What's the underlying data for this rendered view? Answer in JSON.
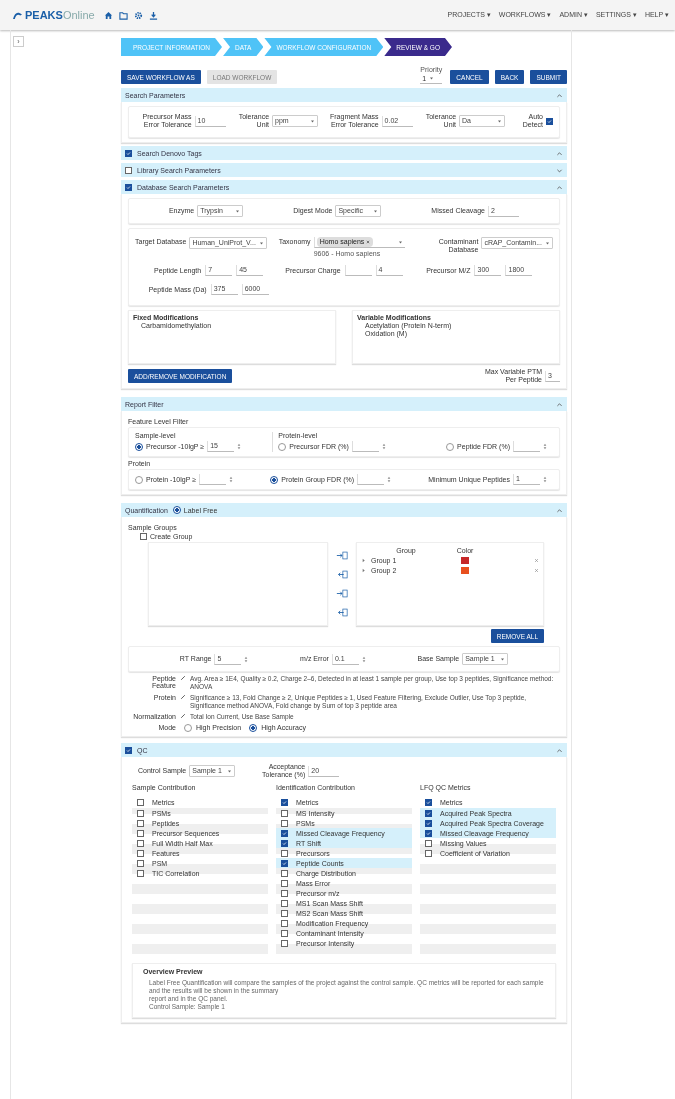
{
  "app": {
    "logo_bold": "PEAKS",
    "logo_light": "Online",
    "menu": [
      "PROJECTS ▾",
      "WORKFLOWS ▾",
      "ADMIN ▾",
      "SETTINGS ▾",
      "HELP ▾"
    ]
  },
  "sidebar_toggle": "›",
  "steps": [
    {
      "label": "PROJECT INFORMATION",
      "selected": false
    },
    {
      "label": "DATA",
      "selected": false
    },
    {
      "label": "WORKFLOW CONFIGURATION",
      "selected": false
    },
    {
      "label": "REVIEW & GO",
      "selected": true
    }
  ],
  "toolbar": {
    "save": "SAVE WORKFLOW AS",
    "load": {
      "label": "LOAD WORKFLOW",
      "disabled": true
    },
    "priority": {
      "label": "Priority",
      "value": "1"
    },
    "buttons": [
      "CANCEL",
      "BACK",
      "SUBMIT"
    ]
  },
  "search_params": {
    "title": "Search Parameters",
    "expanded": true,
    "fields": [
      {
        "kind": "input",
        "label": "Precursor Mass Error Tolerance",
        "value": "10"
      },
      {
        "kind": "select",
        "label": "Tolerance Unit",
        "value": "ppm"
      },
      {
        "kind": "input",
        "label": "Fragment Mass Error Tolerance",
        "value": "0.02"
      },
      {
        "kind": "select",
        "label": "Tolerance Unit",
        "value": "Da"
      },
      {
        "kind": "checkbox",
        "label": "Auto Detect",
        "checked": true
      }
    ]
  },
  "toggle_sections": [
    {
      "title": "Search Denovo Tags",
      "checked": true,
      "expanded": true
    },
    {
      "title": "Library Search Parameters",
      "checked": false,
      "expanded": false
    }
  ],
  "db_search": {
    "title": "Database Search Parameters",
    "checked": true,
    "expanded": true,
    "row1": [
      {
        "kind": "select",
        "label": "Enzyme",
        "value": "Trypsin"
      },
      {
        "kind": "select",
        "label": "Digest Mode",
        "value": "Specific"
      },
      {
        "kind": "input",
        "label": "Missed Cleavage",
        "value": "2"
      }
    ],
    "row2": [
      {
        "kind": "select",
        "label": "Target Database",
        "value": "Human_UniProt_V..."
      },
      {
        "kind": "chips",
        "label": "Taxonomy",
        "value": "Homo sapiens",
        "hint": "9606 - Homo sapiens"
      },
      {
        "kind": "select",
        "label": "Contaminant Database",
        "value": "cRAP_Contamin..."
      }
    ],
    "ranges": [
      {
        "label": "Peptide Length",
        "from": "7",
        "to": "45"
      },
      {
        "label": "Precursor Charge",
        "to": "4"
      },
      {
        "label": "Precursor M/Z",
        "from": "300",
        "to": "1800"
      },
      {
        "label": "Peptide Mass (Da)",
        "from": "375",
        "to": "6000"
      }
    ],
    "mods": [
      {
        "title": "Fixed Modifications",
        "items": [
          "Carbamidomethylation"
        ]
      },
      {
        "title": "Variable Modifications",
        "items": [
          "Acetylation (Protein N-term)",
          "Oxidation (M)"
        ]
      }
    ],
    "mod_button": "ADD/REMOVE MODIFICATION",
    "max_ptm": {
      "label": "Max Variable PTM Per Peptide",
      "value": "3"
    }
  },
  "report_filter": {
    "title": "Report Filter",
    "expanded": true,
    "subtitle": "Feature Level Filter",
    "groups": [
      {
        "panels": [
          {
            "title": "Sample-level",
            "options": [
              {
                "kind": "radio",
                "label": "Precursor -10lgP ≥",
                "value": "15",
                "selected": true
              }
            ]
          },
          {
            "title": "Protein-level",
            "options": [
              {
                "kind": "radio",
                "label": "Precursor FDR (%)",
                "selected": false
              },
              {
                "kind": "radio",
                "label": "Peptide FDR (%)",
                "selected": false
              }
            ]
          }
        ]
      },
      {
        "title": "Protein",
        "panels": [
          {
            "options": [
              {
                "kind": "radio",
                "label": "Protein -10lgP ≥",
                "selected": false
              },
              {
                "kind": "radio",
                "label": "Protein Group FDR (%)",
                "selected": true
              },
              {
                "kind": "plain",
                "label": "Minimum Unique Peptides",
                "value": "1"
              }
            ]
          }
        ]
      }
    ]
  },
  "quant": {
    "title": "Quantification",
    "mode": {
      "label": "Label Free",
      "selected": true
    },
    "expanded": true,
    "groups_label": "Sample Groups",
    "create": {
      "label": "Create Group",
      "checked": false
    },
    "columns": [
      "Group",
      "Color"
    ],
    "groups": [
      {
        "name": "Group 1",
        "color": "#c62828"
      },
      {
        "name": "Group 2",
        "color": "#e8501f"
      }
    ],
    "remove_all": "REMOVE ALL",
    "params": [
      {
        "kind": "spin",
        "label": "RT Range",
        "value": "5"
      },
      {
        "kind": "spin",
        "label": "m/z Error",
        "value": "0.1"
      },
      {
        "kind": "select",
        "label": "Base Sample",
        "value": "Sample 1"
      }
    ],
    "summary": [
      {
        "label": "Peptide Feature",
        "text": "Avg. Area ≥ 1E4, Quality ≥ 0.2, Charge 2–6, Detected in at least 1 sample per group, Use top 3 peptides, Significance method: ANOVA"
      },
      {
        "label": "Protein",
        "text": "Significance ≥ 13, Fold Change ≥ 2, Unique Peptides ≥ 1, Used Feature Filtering, Exclude Outlier, Use Top 3 peptide, Significance method ANOVA, Fold change by Sum of top 3 peptide area"
      },
      {
        "label": "Normalization",
        "text": "Total Ion Current, Use Base Sample"
      }
    ],
    "modes_label": "Mode",
    "modes": [
      {
        "label": "High Precision",
        "selected": false
      },
      {
        "label": "High Accuracy",
        "selected": true
      }
    ]
  },
  "qc": {
    "title": "QC",
    "checked": true,
    "expanded": true,
    "control": {
      "label": "Control Sample",
      "value": "Sample 1"
    },
    "tolerance": {
      "label": "Acceptance Tolerance (%)",
      "value": "20"
    },
    "lists": [
      {
        "title": "Sample Contribution",
        "column": "Metrics",
        "checked": false,
        "items": [
          {
            "label": "PSMs",
            "checked": false
          },
          {
            "label": "Peptides",
            "checked": false
          },
          {
            "label": "Precursor Sequences",
            "checked": false
          },
          {
            "label": "Full Width Half Max",
            "checked": false
          },
          {
            "label": "Features",
            "checked": false
          },
          {
            "label": "PSM",
            "checked": false
          },
          {
            "label": "TIC Correlation",
            "checked": false
          }
        ]
      },
      {
        "title": "Identification Contribution",
        "column": "Metrics",
        "checked": true,
        "items": [
          {
            "label": "MS Intensity",
            "checked": false
          },
          {
            "label": "PSMs",
            "checked": false
          },
          {
            "label": "Missed Cleavage Frequency",
            "checked": true
          },
          {
            "label": "RT Shift",
            "checked": true
          },
          {
            "label": "Precursors",
            "checked": false
          },
          {
            "label": "Peptide Counts",
            "checked": true
          },
          {
            "label": "Charge Distribution",
            "checked": false
          },
          {
            "label": "Mass Error",
            "checked": false
          },
          {
            "label": "Precursor m/z",
            "checked": false
          },
          {
            "label": "MS1 Scan Mass Shift",
            "checked": false
          },
          {
            "label": "MS2 Scan Mass Shift",
            "checked": false
          },
          {
            "label": "Modification Frequency",
            "checked": false
          },
          {
            "label": "Contaminant Intensity",
            "checked": false
          },
          {
            "label": "Precursor Intensity",
            "checked": false
          }
        ]
      },
      {
        "title": "LFQ QC Metrics",
        "column": "Metrics",
        "checked": true,
        "items": [
          {
            "label": "Acquired Peak Spectra",
            "checked": true
          },
          {
            "label": "Acquired Peak Spectra Coverage",
            "checked": true
          },
          {
            "label": "Missed Cleavage Frequency",
            "checked": true
          },
          {
            "label": "Missing Values",
            "checked": false
          },
          {
            "label": "Coefficient of Variation",
            "checked": false
          }
        ]
      }
    ],
    "preview_title": "Overview Preview",
    "preview_lines": [
      "Label Free Quantification will compare the samples of the project against the control sample. QC metrics will be reported for each sample and the results will be shown in the summary",
      "report and in the QC panel.",
      "Control Sample: Sample 1"
    ]
  }
}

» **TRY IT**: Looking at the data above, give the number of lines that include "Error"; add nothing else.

» **ANSWER TO THIS EXERCISE**: 4